Third Way Joins Senate Leaders to Release Anti-Terror Strategy
Washington, DC: At a press conference in the Capitol today, Assistant Senate Majority Leader Dick Durbin (D-IL), along with Senators Evan Bayh (D-IN) and Tom Carper (D-DE), joined Third Way in releasing the group’s new anti-terrorism strategy. Entitled Beyond Bush: A New Strategy of Constriction to Defeat Al Qaeda and its Allies, the Third Way report details how the threat of al Qaeda is actually increasing, examines how and why the Bush terrorism strategy has failed, and offers a new approach to the terrorism fight that focuses on choking off al Qaeda’s real and virtual “supply lines.”
Sharon Burke, Director of Third Way’s National Security Project and a report co-author who spoke at the press conference, said: “It’s been five years since President Bush promised that he would act to ‘rid the world of evil,’ and the Vice President has all but declared victory in the terror war. But the threat from al Qaeda isn’t gone, it’s growing. And in part that’s because this Administration brought a 20th century mindset to a 21st century problem.”
Part One of the report examines the current threat to the US and our allies and notes that al Qaeda has become a Hydra-headed monster that has spawned independent, localized and dangerous franchises. Its combination of high- and low-tech warfare and its decentralized, mobile and global reach has made confronting this enemy a quintessentially 21st century challenge.

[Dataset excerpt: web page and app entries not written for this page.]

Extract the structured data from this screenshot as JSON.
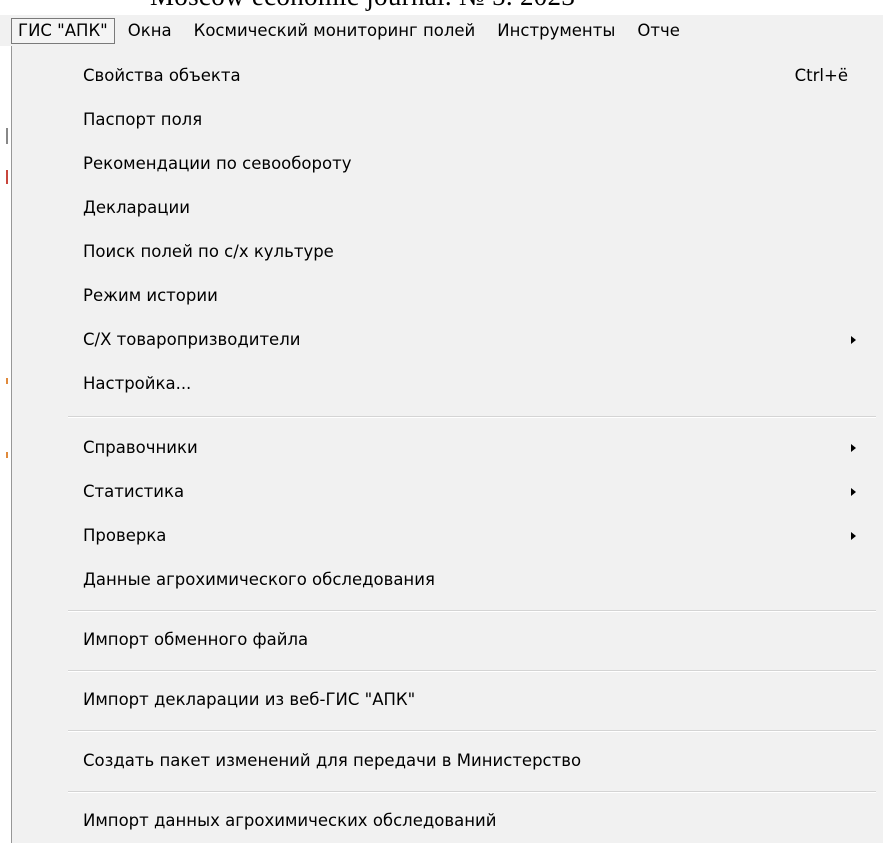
{
  "background_caption": "Moscow economic journal. № 5. 2023",
  "menubar": {
    "items": [
      {
        "label": "ГИС \"АПК\"",
        "active": true
      },
      {
        "label": "Окна"
      },
      {
        "label": "Космический мониторинг полей"
      },
      {
        "label": "Инструменты"
      },
      {
        "label": "Отче"
      }
    ]
  },
  "menu": {
    "items": [
      {
        "label": "Свойства объекта",
        "shortcut": "Ctrl+ё"
      },
      {
        "label": "Паспорт поля"
      },
      {
        "label": "Рекомендации по севообороту"
      },
      {
        "label": "Декларации"
      },
      {
        "label": "Поиск полей по с/х культуре"
      },
      {
        "label": "Режим истории"
      },
      {
        "label": "С/Х товаропризводители",
        "submenu": true
      },
      {
        "label": "Настройка..."
      },
      {
        "label": "Справочники",
        "submenu": true
      },
      {
        "label": "Статистика",
        "submenu": true
      },
      {
        "label": "Проверка",
        "submenu": true
      },
      {
        "label": "Данные агрохимического обследования"
      },
      {
        "label": "Импорт обменного файла"
      },
      {
        "label": "Импорт декларации из веб-ГИС \"АПК\""
      },
      {
        "label": "Создать пакет изменений для передачи в Министерство"
      },
      {
        "label": "Импорт данных агрохимических обследований"
      }
    ]
  },
  "colors": {
    "menu_background": "#f1f1f1",
    "menu_border": "#979797",
    "separator": "#d4d4d4",
    "text": "#000000",
    "side_mark_red": "#c8463c",
    "side_mark_orange": "#e08a3c"
  }
}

In Part Two, the report offers a new critique of the conceptual errors in the Bush terror approach, making the case that it is a backward-looking strategy, rooted in 20th century thinking. The authors make three principal findings about the Bush strategy:
- A Domino Theory of Counterterrorism. Like the domino theory of the last century, the President believed that converting Iraq to democracy by force would knock over the first domino, which would then cause the rest of the Middle East to fall to democracy, thus eliminating the threat of terrorism. Instead, Iraq is increasingly looking like a failed state, destabilizing the region and creating a more hospitable climate for al Qaeda and its allies.
- Fighting State-on-State Warfare Instead of a Global Counterinsurgency. By using 20th century, conventional tactics—sending tanks across the desert into Iraq—the Bush Administration has not only failed to defeat al Qaeda, it has raised the group’s stature, allowing it to attract new recruits.
- Binary Balance of Power. President Bush’s “us vs. them” rhetoric, based on a 20th century notion of a two-sided struggle, has forced the world to take sides. That uncompromising and unnecessary division has made it harder to enlist global help, which is essential to stopping the growth of al Qaeda.
In Part Three, the report offers the strategy of constriction, which is designed to destroy al Qaeda’s ability to function by choking off its supply lines. The authors focus on shutting down what they dub “the three P’s”—al Qaeda’s physical resources, propaganda and people—through a concerted campaign of America’s civilian, military and allied forces. To make this strategy work, the report lays out a series of recommendations to remodel America’s civilian and military institutions, rebuild its anti-terror alliances and restructure its ability to wage political warfare.
The report’s co-author, Third Way Vice President Matt Bennett, noted: “What we need now is a coherent and constructive strategy for fighting the first war of the 21st century. That battle must meet the threats of today and fight them effectively. Constriction does that; the Bush approach does not.”’
Senator Durbin is Assistant Majority Leader. Senator Bayh is a member of the Senate Armed Services Committee and the Senate Select Committee on Intelligence. Senate Carper is a member of the Senate Committee on Homeland Security and Government Affairs, and he chairs the Subcommittee on International Security.
Contact: Matt Bennett (202) 775-3768 x212